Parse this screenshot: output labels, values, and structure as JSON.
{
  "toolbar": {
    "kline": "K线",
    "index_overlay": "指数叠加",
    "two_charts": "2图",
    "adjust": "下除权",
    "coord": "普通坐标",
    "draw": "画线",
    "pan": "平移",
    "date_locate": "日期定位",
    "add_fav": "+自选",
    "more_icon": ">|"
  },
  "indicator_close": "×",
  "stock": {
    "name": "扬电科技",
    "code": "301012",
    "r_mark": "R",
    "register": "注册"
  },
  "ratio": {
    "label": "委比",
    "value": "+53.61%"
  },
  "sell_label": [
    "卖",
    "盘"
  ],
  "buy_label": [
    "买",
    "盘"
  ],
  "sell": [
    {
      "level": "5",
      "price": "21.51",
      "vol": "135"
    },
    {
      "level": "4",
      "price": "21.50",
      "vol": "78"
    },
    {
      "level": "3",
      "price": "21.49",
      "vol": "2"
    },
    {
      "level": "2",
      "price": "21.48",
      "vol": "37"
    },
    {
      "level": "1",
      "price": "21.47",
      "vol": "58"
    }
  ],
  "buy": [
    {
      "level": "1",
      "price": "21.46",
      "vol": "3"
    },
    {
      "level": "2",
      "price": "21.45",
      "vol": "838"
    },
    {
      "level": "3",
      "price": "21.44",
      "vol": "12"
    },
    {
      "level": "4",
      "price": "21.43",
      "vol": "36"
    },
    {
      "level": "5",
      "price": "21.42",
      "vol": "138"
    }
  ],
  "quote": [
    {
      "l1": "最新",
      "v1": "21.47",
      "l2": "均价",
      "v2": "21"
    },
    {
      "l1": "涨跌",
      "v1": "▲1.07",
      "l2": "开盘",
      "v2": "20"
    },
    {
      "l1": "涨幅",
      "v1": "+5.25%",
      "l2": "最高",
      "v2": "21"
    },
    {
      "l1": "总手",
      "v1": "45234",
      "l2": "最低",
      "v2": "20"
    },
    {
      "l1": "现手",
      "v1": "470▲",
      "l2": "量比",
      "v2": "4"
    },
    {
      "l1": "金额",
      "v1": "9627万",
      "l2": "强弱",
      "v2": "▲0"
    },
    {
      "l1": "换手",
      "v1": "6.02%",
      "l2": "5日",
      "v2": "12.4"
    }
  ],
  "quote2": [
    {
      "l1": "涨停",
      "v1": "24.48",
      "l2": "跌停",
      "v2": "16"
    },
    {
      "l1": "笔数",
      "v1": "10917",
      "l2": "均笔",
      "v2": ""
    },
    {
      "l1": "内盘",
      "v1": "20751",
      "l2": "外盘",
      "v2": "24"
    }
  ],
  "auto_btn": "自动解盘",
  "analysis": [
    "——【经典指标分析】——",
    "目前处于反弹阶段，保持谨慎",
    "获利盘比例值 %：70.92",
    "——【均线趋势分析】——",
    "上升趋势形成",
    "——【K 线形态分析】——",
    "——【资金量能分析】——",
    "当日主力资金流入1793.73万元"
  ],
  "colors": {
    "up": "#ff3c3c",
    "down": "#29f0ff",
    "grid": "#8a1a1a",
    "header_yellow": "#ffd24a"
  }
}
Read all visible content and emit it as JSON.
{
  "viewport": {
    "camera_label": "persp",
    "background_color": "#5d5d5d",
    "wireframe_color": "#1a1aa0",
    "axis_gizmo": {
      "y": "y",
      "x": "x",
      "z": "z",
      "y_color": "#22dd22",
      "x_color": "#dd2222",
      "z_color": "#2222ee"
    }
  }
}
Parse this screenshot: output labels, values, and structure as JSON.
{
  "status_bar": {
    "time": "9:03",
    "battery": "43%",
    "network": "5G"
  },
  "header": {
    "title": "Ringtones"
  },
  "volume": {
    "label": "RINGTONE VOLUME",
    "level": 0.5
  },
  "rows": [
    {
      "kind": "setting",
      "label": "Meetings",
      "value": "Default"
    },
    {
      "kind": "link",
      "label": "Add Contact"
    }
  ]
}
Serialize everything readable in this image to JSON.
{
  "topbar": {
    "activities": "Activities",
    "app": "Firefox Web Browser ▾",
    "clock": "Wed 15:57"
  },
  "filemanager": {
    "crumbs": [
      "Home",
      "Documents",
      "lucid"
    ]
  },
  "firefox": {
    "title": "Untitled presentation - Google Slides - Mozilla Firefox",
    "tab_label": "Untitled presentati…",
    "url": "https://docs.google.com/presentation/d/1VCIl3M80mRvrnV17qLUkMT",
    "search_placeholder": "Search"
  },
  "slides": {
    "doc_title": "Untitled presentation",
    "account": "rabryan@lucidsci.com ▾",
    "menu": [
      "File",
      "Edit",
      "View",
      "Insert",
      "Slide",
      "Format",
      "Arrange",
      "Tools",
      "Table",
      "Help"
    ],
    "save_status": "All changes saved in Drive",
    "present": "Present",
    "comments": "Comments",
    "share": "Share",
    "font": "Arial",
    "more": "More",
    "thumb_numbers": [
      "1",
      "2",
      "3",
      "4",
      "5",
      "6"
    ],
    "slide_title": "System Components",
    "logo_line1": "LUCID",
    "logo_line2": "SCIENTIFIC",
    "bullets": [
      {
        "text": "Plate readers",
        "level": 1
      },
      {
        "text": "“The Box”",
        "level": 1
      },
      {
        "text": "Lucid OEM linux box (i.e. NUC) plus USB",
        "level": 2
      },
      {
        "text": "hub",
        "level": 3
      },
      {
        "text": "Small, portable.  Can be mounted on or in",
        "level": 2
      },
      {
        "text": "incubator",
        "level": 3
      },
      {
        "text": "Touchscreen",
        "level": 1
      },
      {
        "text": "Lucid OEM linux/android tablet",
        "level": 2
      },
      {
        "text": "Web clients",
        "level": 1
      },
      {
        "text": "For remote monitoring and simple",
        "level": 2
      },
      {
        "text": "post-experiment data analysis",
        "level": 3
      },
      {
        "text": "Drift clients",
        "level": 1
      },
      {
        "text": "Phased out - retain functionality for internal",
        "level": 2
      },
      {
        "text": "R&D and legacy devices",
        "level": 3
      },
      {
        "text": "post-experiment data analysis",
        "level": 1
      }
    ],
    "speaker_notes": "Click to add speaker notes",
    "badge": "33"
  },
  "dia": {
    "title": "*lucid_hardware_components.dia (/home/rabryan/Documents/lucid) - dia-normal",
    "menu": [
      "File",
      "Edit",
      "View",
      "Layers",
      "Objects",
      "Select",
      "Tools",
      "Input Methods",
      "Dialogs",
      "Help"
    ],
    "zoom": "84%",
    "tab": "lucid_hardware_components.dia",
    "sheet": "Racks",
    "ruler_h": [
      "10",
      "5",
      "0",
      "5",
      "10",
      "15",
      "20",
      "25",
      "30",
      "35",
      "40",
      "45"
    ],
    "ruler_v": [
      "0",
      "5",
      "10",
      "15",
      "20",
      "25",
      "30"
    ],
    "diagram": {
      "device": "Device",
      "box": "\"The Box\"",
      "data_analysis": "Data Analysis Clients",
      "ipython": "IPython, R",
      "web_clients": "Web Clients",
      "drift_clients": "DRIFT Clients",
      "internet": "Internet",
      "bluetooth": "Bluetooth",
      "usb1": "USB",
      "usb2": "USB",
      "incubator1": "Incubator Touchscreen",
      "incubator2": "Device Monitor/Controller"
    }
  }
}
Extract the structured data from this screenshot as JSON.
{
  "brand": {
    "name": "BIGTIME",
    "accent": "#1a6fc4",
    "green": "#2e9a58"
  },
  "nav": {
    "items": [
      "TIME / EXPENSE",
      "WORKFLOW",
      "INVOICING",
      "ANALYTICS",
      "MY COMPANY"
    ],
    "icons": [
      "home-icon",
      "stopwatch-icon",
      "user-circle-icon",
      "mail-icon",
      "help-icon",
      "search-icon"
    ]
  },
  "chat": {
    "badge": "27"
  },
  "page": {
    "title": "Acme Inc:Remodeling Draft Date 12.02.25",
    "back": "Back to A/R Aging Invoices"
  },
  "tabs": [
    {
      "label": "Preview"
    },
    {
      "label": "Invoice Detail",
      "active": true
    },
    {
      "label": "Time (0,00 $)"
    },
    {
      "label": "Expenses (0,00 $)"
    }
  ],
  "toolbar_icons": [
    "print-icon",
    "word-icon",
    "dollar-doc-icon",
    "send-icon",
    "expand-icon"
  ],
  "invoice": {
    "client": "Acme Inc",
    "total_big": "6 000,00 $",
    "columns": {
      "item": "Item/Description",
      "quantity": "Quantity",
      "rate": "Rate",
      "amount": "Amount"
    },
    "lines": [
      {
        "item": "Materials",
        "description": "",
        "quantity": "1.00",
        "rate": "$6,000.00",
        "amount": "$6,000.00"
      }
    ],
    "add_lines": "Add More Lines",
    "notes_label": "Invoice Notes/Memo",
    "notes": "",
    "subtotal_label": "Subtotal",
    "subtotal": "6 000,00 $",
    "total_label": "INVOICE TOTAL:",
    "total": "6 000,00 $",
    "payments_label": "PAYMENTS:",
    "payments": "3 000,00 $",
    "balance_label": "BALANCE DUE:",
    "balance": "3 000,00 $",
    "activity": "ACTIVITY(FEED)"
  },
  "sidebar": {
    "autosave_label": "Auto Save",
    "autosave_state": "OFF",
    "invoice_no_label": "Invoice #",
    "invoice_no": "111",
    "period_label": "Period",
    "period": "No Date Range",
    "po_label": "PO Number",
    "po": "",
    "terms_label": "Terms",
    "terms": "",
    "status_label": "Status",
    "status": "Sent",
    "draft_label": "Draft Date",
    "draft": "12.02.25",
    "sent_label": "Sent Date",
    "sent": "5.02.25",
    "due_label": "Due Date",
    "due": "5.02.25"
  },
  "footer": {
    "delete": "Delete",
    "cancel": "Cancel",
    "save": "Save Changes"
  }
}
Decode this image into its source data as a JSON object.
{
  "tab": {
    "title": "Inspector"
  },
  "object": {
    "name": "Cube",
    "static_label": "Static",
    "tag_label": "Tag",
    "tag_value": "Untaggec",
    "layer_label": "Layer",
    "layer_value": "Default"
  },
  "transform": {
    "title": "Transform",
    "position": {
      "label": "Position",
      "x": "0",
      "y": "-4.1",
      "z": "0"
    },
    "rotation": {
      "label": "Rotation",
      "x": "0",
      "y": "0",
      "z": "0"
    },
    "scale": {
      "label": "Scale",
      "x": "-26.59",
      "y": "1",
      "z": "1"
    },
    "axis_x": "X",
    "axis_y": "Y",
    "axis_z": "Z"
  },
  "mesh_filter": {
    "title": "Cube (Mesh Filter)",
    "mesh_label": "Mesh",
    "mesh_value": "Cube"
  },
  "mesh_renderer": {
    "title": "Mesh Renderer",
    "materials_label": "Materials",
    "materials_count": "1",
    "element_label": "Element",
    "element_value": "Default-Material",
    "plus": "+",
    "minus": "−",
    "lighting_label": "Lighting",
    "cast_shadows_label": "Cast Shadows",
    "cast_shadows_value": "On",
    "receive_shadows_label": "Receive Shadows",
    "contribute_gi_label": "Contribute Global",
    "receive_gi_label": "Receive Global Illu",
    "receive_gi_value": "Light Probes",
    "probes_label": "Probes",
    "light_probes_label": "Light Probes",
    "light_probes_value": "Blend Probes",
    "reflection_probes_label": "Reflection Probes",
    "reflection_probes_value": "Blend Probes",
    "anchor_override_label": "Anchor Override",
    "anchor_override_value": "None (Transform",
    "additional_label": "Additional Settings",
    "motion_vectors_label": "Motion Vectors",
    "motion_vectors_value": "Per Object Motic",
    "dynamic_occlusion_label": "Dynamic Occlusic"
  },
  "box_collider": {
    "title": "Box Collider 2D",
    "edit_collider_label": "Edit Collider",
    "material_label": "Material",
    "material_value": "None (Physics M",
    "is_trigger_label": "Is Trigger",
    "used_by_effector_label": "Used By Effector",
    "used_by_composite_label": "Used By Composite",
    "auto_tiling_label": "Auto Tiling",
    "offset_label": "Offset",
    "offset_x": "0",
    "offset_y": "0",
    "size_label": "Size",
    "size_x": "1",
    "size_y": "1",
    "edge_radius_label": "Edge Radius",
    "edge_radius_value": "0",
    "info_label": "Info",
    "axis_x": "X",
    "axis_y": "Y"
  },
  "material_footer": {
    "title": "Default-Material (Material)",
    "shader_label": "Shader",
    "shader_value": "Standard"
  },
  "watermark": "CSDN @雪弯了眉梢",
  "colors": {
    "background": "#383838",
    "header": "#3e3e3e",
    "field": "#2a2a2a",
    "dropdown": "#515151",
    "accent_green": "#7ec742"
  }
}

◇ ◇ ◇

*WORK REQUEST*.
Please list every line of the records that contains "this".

*EXERCISE OUTPUT*.
Parse this screenshot: output labels, values, and structure as JSON.
Parse this screenshot: output labels, values, and structure as JSON.
Serialize everything readable in this image to JSON.
Extract the structured data from this screenshot as JSON.
Decode this image into its source data as a JSON object.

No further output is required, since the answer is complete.